But nuance doesn’t make for good sound bytes.
My answer that got me unfriended:
“Do you believe it’s possible for someone to oppose same-sex marriage and not be a hateful bigot?”
I do not believe it is possible for someone to oppose same-sex marriage and not be a bigot. The denial of rights is inherently hateful. Saying I am better than you is hateful. Saying you aren’t quite a fully deserving human, but a lower caste member deserving of second-class citizenship is hateful. Saying my religion tells me to do this so I don’t care what your religion says, I’m going to make you follow my religion’s rules is inherently hateful. Saying love is wrong is hateful.
“Do you believe that all who oppose same-sex marriage follow a mandate of “hatred, violence, division, and ostracism” that trumps the dictates of Christian behavior?”
As I have seen many Christians who endorse that sort of behavior, I’m not sure I can say that they’re going against their dictates. I do not think they are necessarily violent, but telling a group of people their love is worth less than yours is, again, inherently hateful, divisive, and ostracizing.
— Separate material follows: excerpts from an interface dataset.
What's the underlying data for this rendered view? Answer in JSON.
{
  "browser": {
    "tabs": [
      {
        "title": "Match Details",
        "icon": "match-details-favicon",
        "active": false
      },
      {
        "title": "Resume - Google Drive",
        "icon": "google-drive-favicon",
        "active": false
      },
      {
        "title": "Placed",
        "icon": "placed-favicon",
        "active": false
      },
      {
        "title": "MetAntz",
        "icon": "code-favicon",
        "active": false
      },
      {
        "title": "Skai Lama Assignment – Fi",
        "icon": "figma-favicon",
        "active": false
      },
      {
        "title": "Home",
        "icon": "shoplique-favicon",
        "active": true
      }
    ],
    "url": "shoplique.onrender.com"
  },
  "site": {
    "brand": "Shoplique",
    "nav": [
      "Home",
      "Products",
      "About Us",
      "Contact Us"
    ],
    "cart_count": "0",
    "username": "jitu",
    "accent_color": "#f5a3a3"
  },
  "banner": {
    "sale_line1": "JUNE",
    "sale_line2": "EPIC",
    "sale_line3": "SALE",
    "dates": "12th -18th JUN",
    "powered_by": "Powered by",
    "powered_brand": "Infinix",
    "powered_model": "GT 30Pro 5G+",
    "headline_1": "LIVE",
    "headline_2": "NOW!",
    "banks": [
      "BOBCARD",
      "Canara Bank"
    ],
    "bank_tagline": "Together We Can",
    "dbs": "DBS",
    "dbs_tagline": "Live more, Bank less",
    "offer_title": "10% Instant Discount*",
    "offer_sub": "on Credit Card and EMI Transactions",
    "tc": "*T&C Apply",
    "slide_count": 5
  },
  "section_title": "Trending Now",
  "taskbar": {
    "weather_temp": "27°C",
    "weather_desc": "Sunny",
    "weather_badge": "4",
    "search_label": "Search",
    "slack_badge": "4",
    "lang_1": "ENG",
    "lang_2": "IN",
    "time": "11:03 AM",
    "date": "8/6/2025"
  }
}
“Is this love I feel for my friends automatically phony because I oppose same-sex marriage?”
If a white man has a lot of black friends who he loves dearly but flips his shit when his daughter dates a black man and thinks interracial marriage should be illegal, is his “love for his friends” automatically phony. No. It’s just really fucked up.
To those of us who support marriage equality, what Chick-fil-A and their supporters look like are people who protested integration of schools and the civil rights acts and allowing black people at the lunch counter. And in addition to discriminating against them for who they are, you are punishing them for having the most wonderful thing that a person can have: love.
If your religion wants to be cruel, fine, but don’t enshrine it in law. If you’re mad at invective, just remember how heartbroken those of us who think of gay people as fully human and deserving of happiness are to see them treated so badly. It’s so hard to watch every day, and it’s so hard to watch people get so excited and mean about it, it’s so hard to hear the word faggot and dyke thrown with such invective at people who are fundamentally decent, it’s so hard to see children whose parents aren’t allowed to marry or jointly adopt the child they are raising, it’s so hard to see people deported because their partner is of the same-sex and therefore they cannot get citizenship through marriage, it’s hard to see people say that these wonderful people are destroying America. It’s really hard. And if you really have a heart and can look at these people and say that that’s OK, well, you must not think they’re really people.
So yeah, people called Dan Cathy a bigot — but hey, at least they aren’t calling him a cocksucking faggot who will destroy America just because he is in love with the wrong person.
Addendum to that answer for the blog:
“Between legalizing gay marriage and keeping it as the status quo is an entire spectrum of thoughtful and valuable opinion that doesn’t automatically involve degrees of ignorance, hatred, or bigotry.”
There is no middle ground on the question of whether gays should have equal rights under the law. There may be a middle ground in the debate Christians have over how bad gay people are, but that’s a separate question. I’m sorry to be so blunt, but how you justify your bigotry isn’t thoughtful or valuable to anyone but other bigots.
I’d also add that the gentleman in question is a *good* Catholic, and that’s his problem — sometimes being a good Christian makes you a bad person. It’s a shame, because he’s not a bad person, but he’s wrong and being wrong on this issue causes harm.